Saturday, January 23, 2016
FILM REVIEW OF ''TUMBLEWEED" (1953)
Audie Murphy finds himself in desperate trouble in “Land Raiders” director Nathan Juran’s exciting western “Tumbleweed” (*** OUT OF ****) when he tangles with hostile Yaqui Indians and treacherous whites. What sets this Murphy horse opera apart is “Red Mountain” scenarist John Meredyth Lucas’ audacious screenplay based on Kenneth Perkins’ novel "Three Were Renegades." Murphy gets himself mired deeper into danger to clear himself as this adventurous 79-minute oater winds down to its finale. Initially, our resourceful hero displays benevolence when he comes to the aid of a wounded Yaqui brave in the desert. Apparently, an unknown white gunman shot the Yaqui in the left shoulder and left him for dead. Jim Harvey (Audie Murphy of “The Kid from Texas”) digs a bullet out of Tigre (Eugene Iglesias of “Apache Rifles”), the son of Yaqui chieftain Aguila (Ralph Moody of “Reprisal!”) who abhors whites with a passion. At one point, a hateful Tigre tries to stab Harvey, but our hero manages to deflect this futile effort. After saving Tigre’s life, our hero accepts a job as a guide for a group of pioneers. At first, when he meets Harvey in the town of Mile High, wagon train master Seth Blanden (Ross Elliot of “Never So Few”) thinks Harvey is too young to provide them with adequate guidance. Attractive Laura Saunders (Lori Nelson) is the sister-in-law traveling with relatives. She likes the sight of Harvey, but Seth’s wife Sarah (Madge Meredith of “Trail Street”) disapproves of a drifter like Harvey. Sarah wanted Laura to marry Seth’s brother Lam (Russell Johnson of “Gilligan’s Island”) because he is a stable individual. Harvey does a good job as a guide until the Yaquis box them in and try to burn their wagons. Harvey sends the two women into hiding, and then he rides under a white flag of truce to parley with Aguila. As it turns out, Aguila doesn’t believe that his son would befriend a white man. The Yaqui chief ties Jim down between two spears and promises to carve his eyelids so he can watch the sun burn out his vision at dawn. Tigre’s mother (Belle Mitchell of “Soylent Green”) lets Jim escape.

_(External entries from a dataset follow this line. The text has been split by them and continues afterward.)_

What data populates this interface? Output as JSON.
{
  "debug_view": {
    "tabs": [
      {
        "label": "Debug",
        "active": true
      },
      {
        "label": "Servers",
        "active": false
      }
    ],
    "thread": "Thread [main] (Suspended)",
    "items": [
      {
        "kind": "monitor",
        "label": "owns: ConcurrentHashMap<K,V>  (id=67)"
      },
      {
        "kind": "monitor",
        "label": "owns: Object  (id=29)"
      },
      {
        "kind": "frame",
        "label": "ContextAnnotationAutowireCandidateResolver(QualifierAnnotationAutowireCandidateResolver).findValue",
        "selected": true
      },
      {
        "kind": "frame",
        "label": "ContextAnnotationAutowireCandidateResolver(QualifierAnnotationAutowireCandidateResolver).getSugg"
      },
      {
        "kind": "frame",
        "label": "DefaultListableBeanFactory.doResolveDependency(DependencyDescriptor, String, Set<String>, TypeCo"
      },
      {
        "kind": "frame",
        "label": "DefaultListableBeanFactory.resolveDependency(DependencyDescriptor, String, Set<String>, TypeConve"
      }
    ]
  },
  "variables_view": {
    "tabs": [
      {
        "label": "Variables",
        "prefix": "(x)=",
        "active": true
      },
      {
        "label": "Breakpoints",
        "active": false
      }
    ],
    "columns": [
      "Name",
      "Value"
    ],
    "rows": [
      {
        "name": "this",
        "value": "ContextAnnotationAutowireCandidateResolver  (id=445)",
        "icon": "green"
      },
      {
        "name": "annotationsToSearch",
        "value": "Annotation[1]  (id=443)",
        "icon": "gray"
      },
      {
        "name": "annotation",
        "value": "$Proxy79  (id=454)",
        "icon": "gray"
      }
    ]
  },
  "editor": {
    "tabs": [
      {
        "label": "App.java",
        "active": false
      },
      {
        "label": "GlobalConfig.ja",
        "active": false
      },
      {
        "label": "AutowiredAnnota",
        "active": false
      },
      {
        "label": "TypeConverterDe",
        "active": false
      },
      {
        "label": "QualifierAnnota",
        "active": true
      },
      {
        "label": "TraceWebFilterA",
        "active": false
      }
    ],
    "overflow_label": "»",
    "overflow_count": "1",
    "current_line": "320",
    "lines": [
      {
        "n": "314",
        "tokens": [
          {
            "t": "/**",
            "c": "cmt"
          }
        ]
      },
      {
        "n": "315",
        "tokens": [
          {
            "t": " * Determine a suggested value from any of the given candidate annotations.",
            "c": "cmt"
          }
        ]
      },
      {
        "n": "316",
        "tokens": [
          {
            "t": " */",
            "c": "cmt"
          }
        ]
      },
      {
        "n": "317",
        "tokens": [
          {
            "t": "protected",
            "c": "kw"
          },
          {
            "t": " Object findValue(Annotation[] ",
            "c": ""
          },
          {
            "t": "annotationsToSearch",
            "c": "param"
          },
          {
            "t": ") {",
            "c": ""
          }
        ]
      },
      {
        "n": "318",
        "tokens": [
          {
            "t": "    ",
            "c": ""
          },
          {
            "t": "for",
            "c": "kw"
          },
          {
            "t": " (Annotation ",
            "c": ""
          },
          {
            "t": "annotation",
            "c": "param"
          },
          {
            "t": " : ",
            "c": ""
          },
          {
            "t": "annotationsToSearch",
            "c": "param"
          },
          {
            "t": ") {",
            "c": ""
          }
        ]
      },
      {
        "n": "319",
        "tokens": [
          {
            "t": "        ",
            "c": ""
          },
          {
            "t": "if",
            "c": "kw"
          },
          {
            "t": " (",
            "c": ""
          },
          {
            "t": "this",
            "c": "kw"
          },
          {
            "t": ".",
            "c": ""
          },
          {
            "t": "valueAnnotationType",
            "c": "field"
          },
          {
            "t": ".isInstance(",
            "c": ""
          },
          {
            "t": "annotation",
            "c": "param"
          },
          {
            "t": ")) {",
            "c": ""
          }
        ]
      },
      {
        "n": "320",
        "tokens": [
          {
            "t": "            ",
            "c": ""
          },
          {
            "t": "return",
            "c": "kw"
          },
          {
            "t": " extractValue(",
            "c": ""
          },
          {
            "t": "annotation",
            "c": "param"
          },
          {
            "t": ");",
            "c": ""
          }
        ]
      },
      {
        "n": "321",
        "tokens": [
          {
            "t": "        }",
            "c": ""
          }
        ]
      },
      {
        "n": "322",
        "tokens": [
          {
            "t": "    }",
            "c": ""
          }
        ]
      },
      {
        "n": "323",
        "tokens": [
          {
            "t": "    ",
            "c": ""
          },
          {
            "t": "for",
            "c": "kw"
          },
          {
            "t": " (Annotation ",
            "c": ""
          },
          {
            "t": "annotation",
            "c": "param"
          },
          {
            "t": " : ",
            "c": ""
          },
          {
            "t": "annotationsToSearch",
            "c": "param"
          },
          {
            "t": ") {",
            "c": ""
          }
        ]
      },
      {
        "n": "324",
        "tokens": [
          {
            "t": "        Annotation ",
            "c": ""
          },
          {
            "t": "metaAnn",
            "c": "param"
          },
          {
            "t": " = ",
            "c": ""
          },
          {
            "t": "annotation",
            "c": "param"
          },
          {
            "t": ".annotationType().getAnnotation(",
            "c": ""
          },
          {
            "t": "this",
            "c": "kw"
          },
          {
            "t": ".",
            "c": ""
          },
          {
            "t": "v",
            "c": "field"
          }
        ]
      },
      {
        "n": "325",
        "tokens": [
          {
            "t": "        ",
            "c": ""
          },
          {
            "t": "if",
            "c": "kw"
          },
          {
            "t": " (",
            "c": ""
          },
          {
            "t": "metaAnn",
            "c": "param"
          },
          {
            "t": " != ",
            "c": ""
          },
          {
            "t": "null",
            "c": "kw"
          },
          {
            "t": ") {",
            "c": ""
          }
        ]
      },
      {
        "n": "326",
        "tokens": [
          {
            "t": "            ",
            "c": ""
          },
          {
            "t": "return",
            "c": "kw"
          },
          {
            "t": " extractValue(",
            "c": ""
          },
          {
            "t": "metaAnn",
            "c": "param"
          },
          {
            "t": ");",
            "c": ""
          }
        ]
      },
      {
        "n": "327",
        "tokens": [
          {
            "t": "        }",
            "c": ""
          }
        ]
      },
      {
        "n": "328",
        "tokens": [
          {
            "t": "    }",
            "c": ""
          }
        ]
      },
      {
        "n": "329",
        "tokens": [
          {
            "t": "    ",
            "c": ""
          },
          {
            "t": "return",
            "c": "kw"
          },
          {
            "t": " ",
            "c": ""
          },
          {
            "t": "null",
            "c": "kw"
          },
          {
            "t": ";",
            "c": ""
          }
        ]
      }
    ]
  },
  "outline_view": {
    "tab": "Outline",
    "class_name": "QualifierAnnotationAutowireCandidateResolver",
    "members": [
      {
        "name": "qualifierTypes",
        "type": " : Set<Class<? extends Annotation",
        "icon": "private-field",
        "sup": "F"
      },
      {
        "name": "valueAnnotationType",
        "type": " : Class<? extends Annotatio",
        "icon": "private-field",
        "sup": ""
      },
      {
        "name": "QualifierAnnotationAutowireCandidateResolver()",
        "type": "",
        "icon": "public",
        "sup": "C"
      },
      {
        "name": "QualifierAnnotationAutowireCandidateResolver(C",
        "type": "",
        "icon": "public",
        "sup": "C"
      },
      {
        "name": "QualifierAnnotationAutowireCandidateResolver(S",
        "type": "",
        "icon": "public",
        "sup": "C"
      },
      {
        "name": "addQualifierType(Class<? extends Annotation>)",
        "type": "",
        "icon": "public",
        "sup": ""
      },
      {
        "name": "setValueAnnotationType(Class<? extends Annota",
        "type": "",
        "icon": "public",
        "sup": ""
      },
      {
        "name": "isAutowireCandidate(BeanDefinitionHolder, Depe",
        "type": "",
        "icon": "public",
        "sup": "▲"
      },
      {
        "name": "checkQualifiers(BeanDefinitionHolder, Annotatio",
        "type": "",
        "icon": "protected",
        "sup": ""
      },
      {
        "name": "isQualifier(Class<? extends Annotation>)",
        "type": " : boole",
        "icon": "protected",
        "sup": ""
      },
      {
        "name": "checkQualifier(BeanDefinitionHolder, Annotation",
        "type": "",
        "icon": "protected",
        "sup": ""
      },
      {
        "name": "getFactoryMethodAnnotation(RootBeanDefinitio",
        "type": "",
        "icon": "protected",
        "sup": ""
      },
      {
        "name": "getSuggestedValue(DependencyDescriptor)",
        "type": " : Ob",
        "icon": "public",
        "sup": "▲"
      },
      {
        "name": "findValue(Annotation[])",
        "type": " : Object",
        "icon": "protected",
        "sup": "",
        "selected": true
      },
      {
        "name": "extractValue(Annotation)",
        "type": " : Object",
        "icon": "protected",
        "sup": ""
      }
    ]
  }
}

Afterward, Jim catches a ride back into the town of Borax. He discovers that he is a persona non grata because the Yaquis scalped and killed the men, but the two women and a baby in the wagon train survived.
Ironically, Sheriff Murchoree (Chill Wills of “Pat Garrett & Billy the Kid”) keeps the townspeople from lynching Harvey when he shows up in town and generates controversy with his unaccounted for presence. The citizens have a noose around Harvey’s neck and they have Murchoree crowded, so he cannot get to Harvey until one of his deputies, Marv (Lee Van Cleef of “The Good, the Bad, and the Ugly”), armed with a Winchester intervenes, and Murchoree can extract his six-gun from his shoulder holster. Murchoree puts Harvey into protective custody. Later, during the night, Tigre breaks into the jail where Harvey is being held, stabs the guard that Murchoree left in charge, and the Yaqui explains that the guards were going to let the townspeople into lynch him. Not long afterward, they are pursued by the townspeople and Tigre takes a bullet and dies. Before the Yaqui dies, he informs Harvey that a white man had a hand into the massacre. Eventually, a posse pursues Harvey. Meantime, he finds himself afoot again when his horse goes lame. Initially, he tries to steal a horse from a rancher, Nick Buckley (Roy Roberts of “Kid Galahad”), but Buckley’s ranch hand catches him before he can. Harvey meets Buckley and his wife Louella (K.T. Stevens of “Vice Squad”) and explains his awful predicament. Buckley takes sympathy on him and loads him calls the decrepit looking horse called ‘Tumbleweed.’ An incredulous Harvey is surprised when the animal displays amazing mountain sense and enables him to elude the posse. At one point, when Harvey is about to die of thirst, ‘Tumbleweed’ scrapes a hole into the dirt that yields water. Murchoree catches up with Harvey, but he is dying from thirst, too, when our hero finds him. Strangely enough, Harvey wants to find Aguila because he is the only man who can clear him. The revelation as to the identity of the white man who worked with the Indians is a surprise. Our hero and the villain battle it out with their fists and the fight progresses from the desert floor up atop a mountain where the villain tries to crush Harvey with a rock.
Lee Van Cleef has a bigger than usual role and he isn’t a slimy villain like he was during his usual 1950s westerns. “Tumbleweed” qualifies not only as an above-average Audie Murphy oater but a welcome departure from his more straightforward routine sagebrushers.